All of these things are novel, but here are the reasons why I think this race is going to be particularly strange and fun:
The Chicago Track Is Going To Be Difficult
Here’s the layout of the track, which manages to squeeze in about 11 corners into just 2.2 miles. A lot of these are right angles, which aren’t necessarily great for passing, but they open up into super wide sections where there are plenty of places to pass that collapse into the narrowest sections that NASCAR has probably ever raced on. One driver described it as the love-child of the Toronto and ill-fated Houston Indy Car tracks.
The upside of this is I suspect we’ll see some insane moves.

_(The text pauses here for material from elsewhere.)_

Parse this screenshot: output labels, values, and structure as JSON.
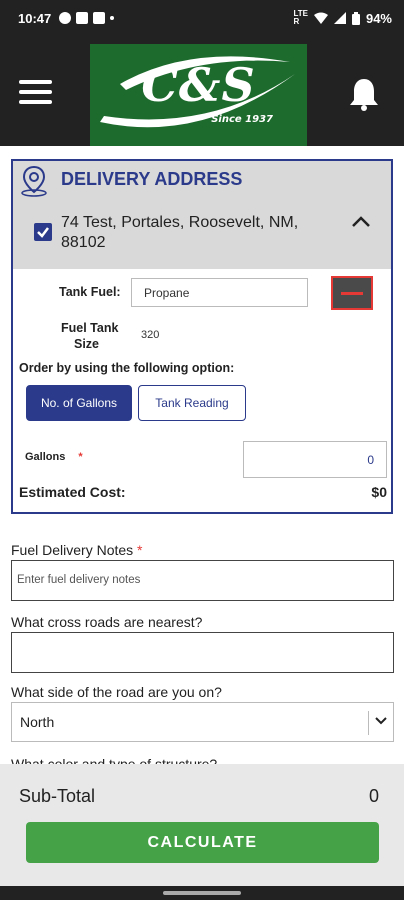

The downside is there’s a definite risk, a la the first Nashville Indy Car race, of drivers colliding at the narrow sections and causing a red flag, which stops the race temporarily.

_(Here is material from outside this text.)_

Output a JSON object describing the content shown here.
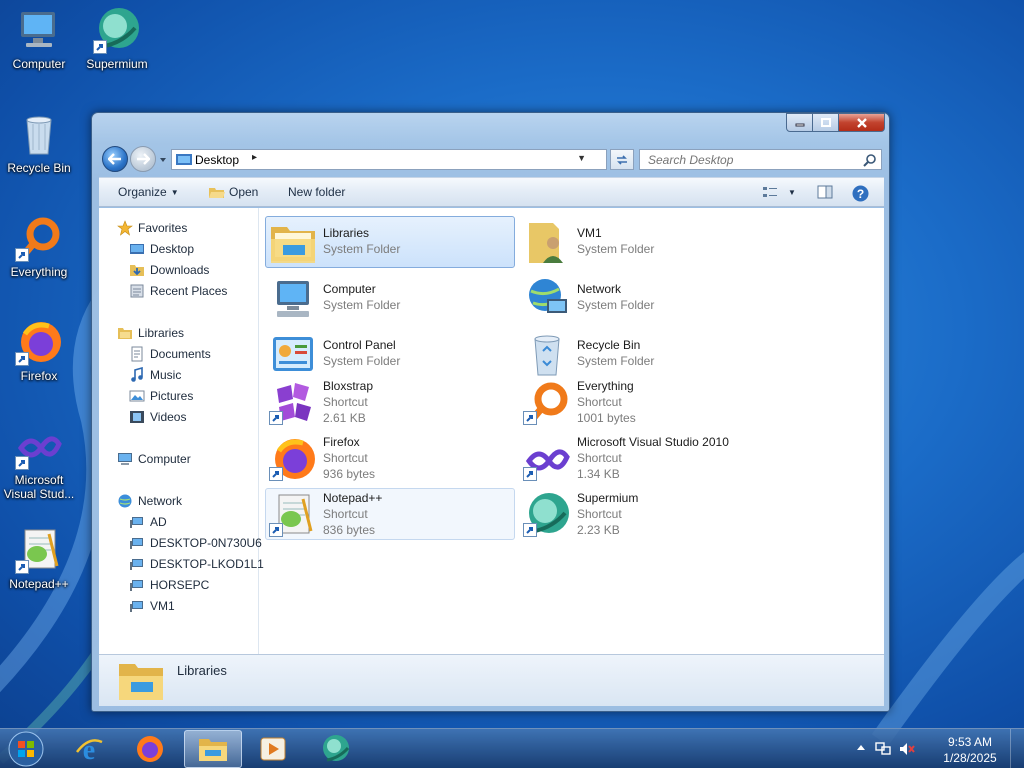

Half The Cars Are Not Designed For This
NASCAR runs two different cars (and a truck, technically, but the trucks aren’t here). The ‘Next Gen’ cars that run in the higher level Cup series are quite modern race cars similar to what you’d find in Aussie V8 Supercars and DTM. They’re going to do fine here.
The Xfinity cars (that’s the more junior series) are exactly what you’d think a NASCAR stock car is like if you know nothing about the sport. They are designed, primarily, for ovals, with brakes that aren’t built for all this braking and a suspension not designed for a lot of bumps. Watching drivers in the Xfinity series trying to wrangle these cars around 55 laps of this thing could be great. Oh, and it might rain during their race.
Did I Mention How Pit Row Is Setup?
The pits at the street circuit comes right off a tight right-hander and, as we were standing there yesterday, a few people were remarking that, ahem, it might be fairly easy to bump someone into pit-in, forcing them into an unplanned pit stop. I can’t wait to see that.
Chaos Is Good
One of the drivers I spoke with sort of casually noted that, while most people in the sport are used to street courses from the many other series that run them, NASCAR can be a little slow to adapt. That’s fair, but I’d also note that the sport has been willing to try a lot of new things lately. Some of these make great parties (Clash at the Colosseum) and some make great racing (Charlotte Roval). I’m not sure which of these the NASCAR street race is going to be, but I’m excited to find out.
Also, we’ve already had a great party because our reader meetup yesterday at Portillo’s was great! Thanks to everyone who came.
How To Watch
UPDATE: Here’s how to watch the first race, which was postponed due to lightning:
My pick for Chicago street course Sunday: Bell … top-5: Bell Reddick Larson Hamlin Busch … longshot: Logano
11a-USA-Xfin race resumes, Lap 26 of 55
*(new time)5:05-NBC-Cup green 20-25-55, 6 sets
— Bob Pockrass (@bobpockrass) July 2, 2023